Task brief: Write out the data exactly, please, and omit the pictures.

Entries provided:
****************************************

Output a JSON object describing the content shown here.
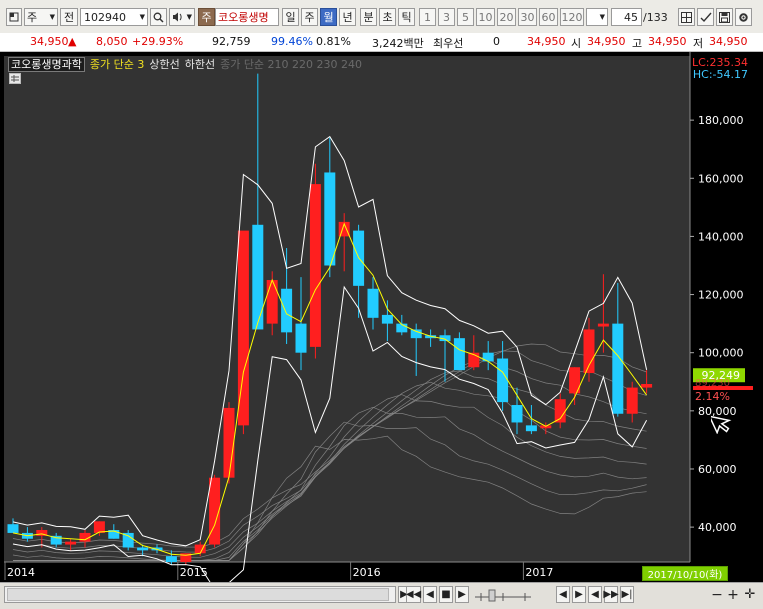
{
  "toolbar": {
    "period_type": "주",
    "prev_label": "전",
    "stock_code": "102940",
    "stock_type": "주",
    "stock_name": "코오롱생명",
    "periods": [
      "일",
      "주",
      "월",
      "년"
    ],
    "selected_period": "월",
    "intervals": [
      "분",
      "초",
      "틱"
    ],
    "numbers": [
      "1",
      "3",
      "5",
      "10",
      "20",
      "30",
      "60",
      "120"
    ],
    "page_current": "45",
    "page_total": "/133"
  },
  "quote": {
    "price": "34,950",
    "arrow": "▲",
    "change": "8,050",
    "change_pct": "+29.93%",
    "volume": "92,759",
    "ratio": "99.46%",
    "turnover": "0.81%",
    "amount": "3,242백만",
    "preferred_label": "최우선",
    "preferred_value": "0",
    "current": "34,950",
    "open_label": "시",
    "open": "34,950",
    "high_label": "고",
    "high": "34,950",
    "low_label": "저",
    "low": "34,950"
  },
  "legend": {
    "name": "코오롱생명과학",
    "ma": "종가 단순 3",
    "upper": "상한선",
    "lower": "하한선",
    "ma_multi": "종가 단순 210 220 230 240"
  },
  "corner": {
    "lc": "LC:235.34",
    "hc": "HC:-54.17",
    "last_price": "92,249",
    "price_mark": "89,230",
    "pct_mark": "2.14%"
  },
  "colors": {
    "up": "#ff1f1f",
    "down": "#22ccff",
    "ma": "#ffff00",
    "band": "#ffffff",
    "bg": "#000000",
    "last_price_bg": "#8fd800"
  },
  "bottom": {
    "date_badge": "2017/10/10(화)"
  },
  "chart_data": {
    "type": "candlestick",
    "x_labels": [
      "2014",
      "2015",
      "2016",
      "2017"
    ],
    "ylim": [
      28000,
      200000
    ],
    "y_ticks": [
      40000,
      60000,
      80000,
      100000,
      120000,
      140000,
      160000,
      180000
    ],
    "y_tick_labels": [
      "40,000",
      "60,000",
      "80,000",
      "100,000",
      "120,000",
      "140,000",
      "160,000",
      "180,000"
    ],
    "candles": [
      {
        "o": 41000,
        "h": 43000,
        "l": 38000,
        "c": 38000
      },
      {
        "o": 38000,
        "h": 40000,
        "l": 35000,
        "c": 36000
      },
      {
        "o": 37000,
        "h": 40000,
        "l": 33000,
        "c": 39000
      },
      {
        "o": 37000,
        "h": 38000,
        "l": 33000,
        "c": 34000
      },
      {
        "o": 34000,
        "h": 36000,
        "l": 32000,
        "c": 35000
      },
      {
        "o": 35000,
        "h": 39000,
        "l": 33000,
        "c": 38000
      },
      {
        "o": 38000,
        "h": 42000,
        "l": 37000,
        "c": 42000
      },
      {
        "o": 39000,
        "h": 41000,
        "l": 36000,
        "c": 36000
      },
      {
        "o": 38000,
        "h": 39000,
        "l": 32000,
        "c": 33000
      },
      {
        "o": 33000,
        "h": 34000,
        "l": 30000,
        "c": 32000
      },
      {
        "o": 33000,
        "h": 34000,
        "l": 31000,
        "c": 32000
      },
      {
        "o": 30000,
        "h": 32000,
        "l": 27000,
        "c": 28000
      },
      {
        "o": 28000,
        "h": 31000,
        "l": 27000,
        "c": 31000
      },
      {
        "o": 31000,
        "h": 35000,
        "l": 30000,
        "c": 34000
      },
      {
        "o": 34000,
        "h": 58000,
        "l": 33000,
        "c": 57000
      },
      {
        "o": 57000,
        "h": 83000,
        "l": 55000,
        "c": 81000
      },
      {
        "o": 75000,
        "h": 130000,
        "l": 72000,
        "c": 142000
      },
      {
        "o": 144000,
        "h": 196000,
        "l": 110000,
        "c": 108000
      },
      {
        "o": 110000,
        "h": 128000,
        "l": 106000,
        "c": 125000
      },
      {
        "o": 122000,
        "h": 136000,
        "l": 103000,
        "c": 107000
      },
      {
        "o": 110000,
        "h": 126000,
        "l": 94000,
        "c": 100000
      },
      {
        "o": 102000,
        "h": 165000,
        "l": 98000,
        "c": 158000
      },
      {
        "o": 162000,
        "h": 174000,
        "l": 126000,
        "c": 130000
      },
      {
        "o": 140000,
        "h": 148000,
        "l": 128000,
        "c": 145000
      },
      {
        "o": 142000,
        "h": 144000,
        "l": 112000,
        "c": 123000
      },
      {
        "o": 122000,
        "h": 126000,
        "l": 108000,
        "c": 112000
      },
      {
        "o": 113000,
        "h": 118000,
        "l": 104000,
        "c": 110000
      },
      {
        "o": 110000,
        "h": 113000,
        "l": 106000,
        "c": 107000
      },
      {
        "o": 108000,
        "h": 110000,
        "l": 92000,
        "c": 105000
      },
      {
        "o": 106000,
        "h": 108000,
        "l": 102000,
        "c": 105000
      },
      {
        "o": 106000,
        "h": 108000,
        "l": 90000,
        "c": 104000
      },
      {
        "o": 105000,
        "h": 107000,
        "l": 94000,
        "c": 94000
      },
      {
        "o": 95000,
        "h": 106000,
        "l": 94000,
        "c": 100000
      },
      {
        "o": 100000,
        "h": 104000,
        "l": 94000,
        "c": 97000
      },
      {
        "o": 98000,
        "h": 104000,
        "l": 80000,
        "c": 83000
      },
      {
        "o": 82000,
        "h": 88000,
        "l": 72000,
        "c": 76000
      },
      {
        "o": 75000,
        "h": 82000,
        "l": 72000,
        "c": 73000
      },
      {
        "o": 74000,
        "h": 76000,
        "l": 72000,
        "c": 75000
      },
      {
        "o": 76000,
        "h": 86000,
        "l": 74000,
        "c": 84000
      },
      {
        "o": 86000,
        "h": 95000,
        "l": 82000,
        "c": 95000
      },
      {
        "o": 93000,
        "h": 112000,
        "l": 90000,
        "c": 108000
      },
      {
        "o": 109000,
        "h": 127000,
        "l": 100000,
        "c": 110000
      },
      {
        "o": 110000,
        "h": 124000,
        "l": 78000,
        "c": 79000
      },
      {
        "o": 79000,
        "h": 90000,
        "l": 76000,
        "c": 88000
      },
      {
        "o": 88000,
        "h": 94000,
        "l": 86000,
        "c": 89230
      }
    ]
  }
}
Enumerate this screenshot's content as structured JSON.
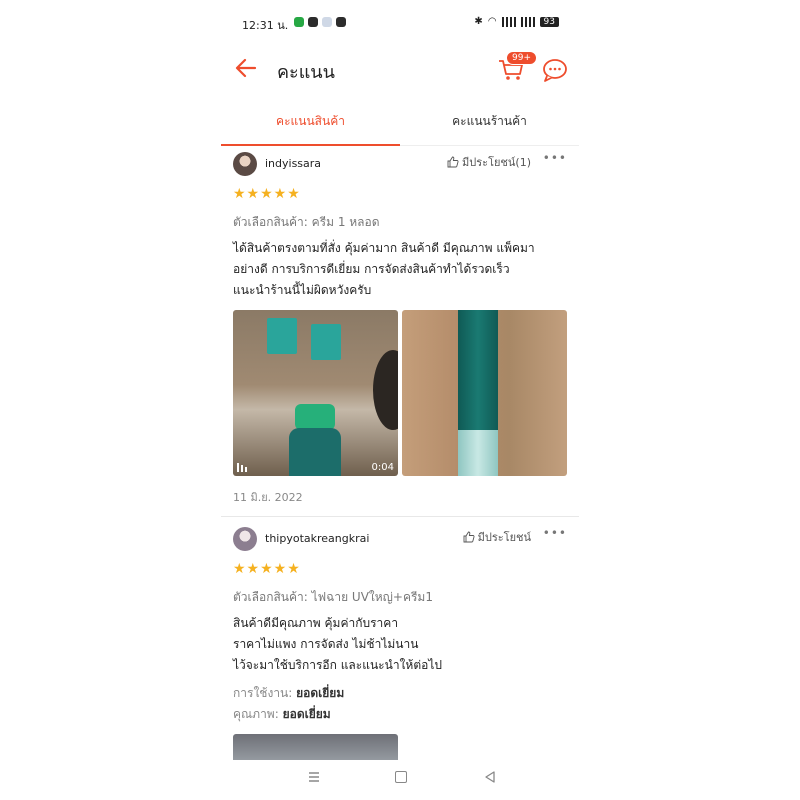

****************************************

Your response:
Output a JSON object describing the content shown here.
{
  "toolbar": {
    "period_type": "주",
    "prev_label": "전",
    "stock_code": "102940",
    "stock_type": "주",
    "stock_name": "코오롱생명",
    "periods": [
      "일",
      "주",
      "월",
      "년"
    ],
    "selected_period": "월",
    "intervals": [
      "분",
      "초",
      "틱"
    ],
    "numbers": [
      "1",
      "3",
      "5",
      "10",
      "20",
      "30",
      "60",
      "120"
    ],
    "page_current": "45",
    "page_total": "/133"
  },
  "quote": {
    "price": "34,950",
    "arrow": "▲",
    "change": "8,050",
    "change_pct": "+29.93%",
    "volume": "92,759",
    "ratio": "99.46%",
    "turnover": "0.81%",
    "amount": "3,242백만",
    "preferred_label": "최우선",
    "preferred_value": "0",
    "current": "34,950",
    "open_label": "시",
    "open": "34,950",
    "high_label": "고",
    "high": "34,950",
    "low_label": "저",
    "low": "34,950"
  },
  "legend": {
    "name": "코오롱생명과학",
    "ma": "종가 단순 3",
    "upper": "상한선",
    "lower": "하한선",
    "ma_multi": "종가 단순 210 220 230 240"
  },
  "corner": {
    "lc": "LC:235.34",
    "hc": "HC:-54.17",
    "last_price": "92,249",
    "price_mark": "89,230",
    "pct_mark": "2.14%"
  },
  "colors": {
    "up": "#ff1f1f",
    "down": "#22ccff",
    "ma": "#ffff00",
    "band": "#ffffff",
    "bg": "#000000",
    "last_price_bg": "#8fd800"
  },
  "bottom": {
    "date_badge": "2017/10/10(화)"
  },
  "chart_data": {
    "type": "candlestick",
    "x_labels": [
      "2014",
      "2015",
      "2016",
      "2017"
    ],
    "ylim": [
      28000,
      200000
    ],
    "y_ticks": [
      40000,
      60000,
      80000,
      100000,
      120000,
      140000,
      160000,
      180000
    ],
    "y_tick_labels": [
      "40,000",
      "60,000",
      "80,000",
      "100,000",
      "120,000",
      "140,000",
      "160,000",
      "180,000"
    ],
    "candles": [
      {
        "o": 41000,
        "h": 43000,
        "l": 38000,
        "c": 38000
      },
      {
        "o": 38000,
        "h": 40000,
        "l": 35000,
        "c": 36000
      },
      {
        "o": 37000,
        "h": 40000,
        "l": 33000,
        "c": 39000
      },
      {
        "o": 37000,
        "h": 38000,
        "l": 33000,
        "c": 34000
      },
      {
        "o": 34000,
        "h": 36000,
        "l": 32000,
        "c": 35000
      },
      {
        "o": 35000,
        "h": 39000,
        "l": 33000,
        "c": 38000
      },
      {
        "o": 38000,
        "h": 42000,
        "l": 37000,
        "c": 42000
      },
      {
        "o": 39000,
        "h": 41000,
        "l": 36000,
        "c": 36000
      },
      {
        "o": 38000,
        "h": 39000,
        "l": 32000,
        "c": 33000
      },
      {
        "o": 33000,
        "h": 34000,
        "l": 30000,
        "c": 32000
      },
      {
        "o": 33000,
        "h": 34000,
        "l": 31000,
        "c": 32000
      },
      {
        "o": 30000,
        "h": 32000,
        "l": 27000,
        "c": 28000
      },
      {
        "o": 28000,
        "h": 31000,
        "l": 27000,
        "c": 31000
      },
      {
        "o": 31000,
        "h": 35000,
        "l": 30000,
        "c": 34000
      },
      {
        "o": 34000,
        "h": 58000,
        "l": 33000,
        "c": 57000
      },
      {
        "o": 57000,
        "h": 83000,
        "l": 55000,
        "c": 81000
      },
      {
        "o": 75000,
        "h": 130000,
        "l": 72000,
        "c": 142000
      },
      {
        "o": 144000,
        "h": 196000,
        "l": 110000,
        "c": 108000
      },
      {
        "o": 110000,
        "h": 128000,
        "l": 106000,
        "c": 125000
      },
      {
        "o": 122000,
        "h": 136000,
        "l": 103000,
        "c": 107000
      },
      {
        "o": 110000,
        "h": 126000,
        "l": 94000,
        "c": 100000
      },
      {
        "o": 102000,
        "h": 165000,
        "l": 98000,
        "c": 158000
      },
      {
        "o": 162000,
        "h": 174000,
        "l": 126000,
        "c": 130000
      },
      {
        "o": 140000,
        "h": 148000,
        "l": 128000,
        "c": 145000
      },
      {
        "o": 142000,
        "h": 144000,
        "l": 112000,
        "c": 123000
      },
      {
        "o": 122000,
        "h": 126000,
        "l": 108000,
        "c": 112000
      },
      {
        "o": 113000,
        "h": 118000,
        "l": 104000,
        "c": 110000
      },
      {
        "o": 110000,
        "h": 113000,
        "l": 106000,
        "c": 107000
      },
      {
        "o": 108000,
        "h": 110000,
        "l": 92000,
        "c": 105000
      },
      {
        "o": 106000,
        "h": 108000,
        "l": 102000,
        "c": 105000
      },
      {
        "o": 106000,
        "h": 108000,
        "l": 90000,
        "c": 104000
      },
      {
        "o": 105000,
        "h": 107000,
        "l": 94000,
        "c": 94000
      },
      {
        "o": 95000,
        "h": 106000,
        "l": 94000,
        "c": 100000
      },
      {
        "o": 100000,
        "h": 104000,
        "l": 94000,
        "c": 97000
      },
      {
        "o": 98000,
        "h": 104000,
        "l": 80000,
        "c": 83000
      },
      {
        "o": 82000,
        "h": 88000,
        "l": 72000,
        "c": 76000
      },
      {
        "o": 75000,
        "h": 82000,
        "l": 72000,
        "c": 73000
      },
      {
        "o": 74000,
        "h": 76000,
        "l": 72000,
        "c": 75000
      },
      {
        "o": 76000,
        "h": 86000,
        "l": 74000,
        "c": 84000
      },
      {
        "o": 86000,
        "h": 95000,
        "l": 82000,
        "c": 95000
      },
      {
        "o": 93000,
        "h": 112000,
        "l": 90000,
        "c": 108000
      },
      {
        "o": 109000,
        "h": 127000,
        "l": 100000,
        "c": 110000
      },
      {
        "o": 110000,
        "h": 124000,
        "l": 78000,
        "c": 79000
      },
      {
        "o": 79000,
        "h": 90000,
        "l": 76000,
        "c": 88000
      },
      {
        "o": 88000,
        "h": 94000,
        "l": 86000,
        "c": 89230
      }
    ]
  }
}
Enumerate this screenshot's content as structured JSON.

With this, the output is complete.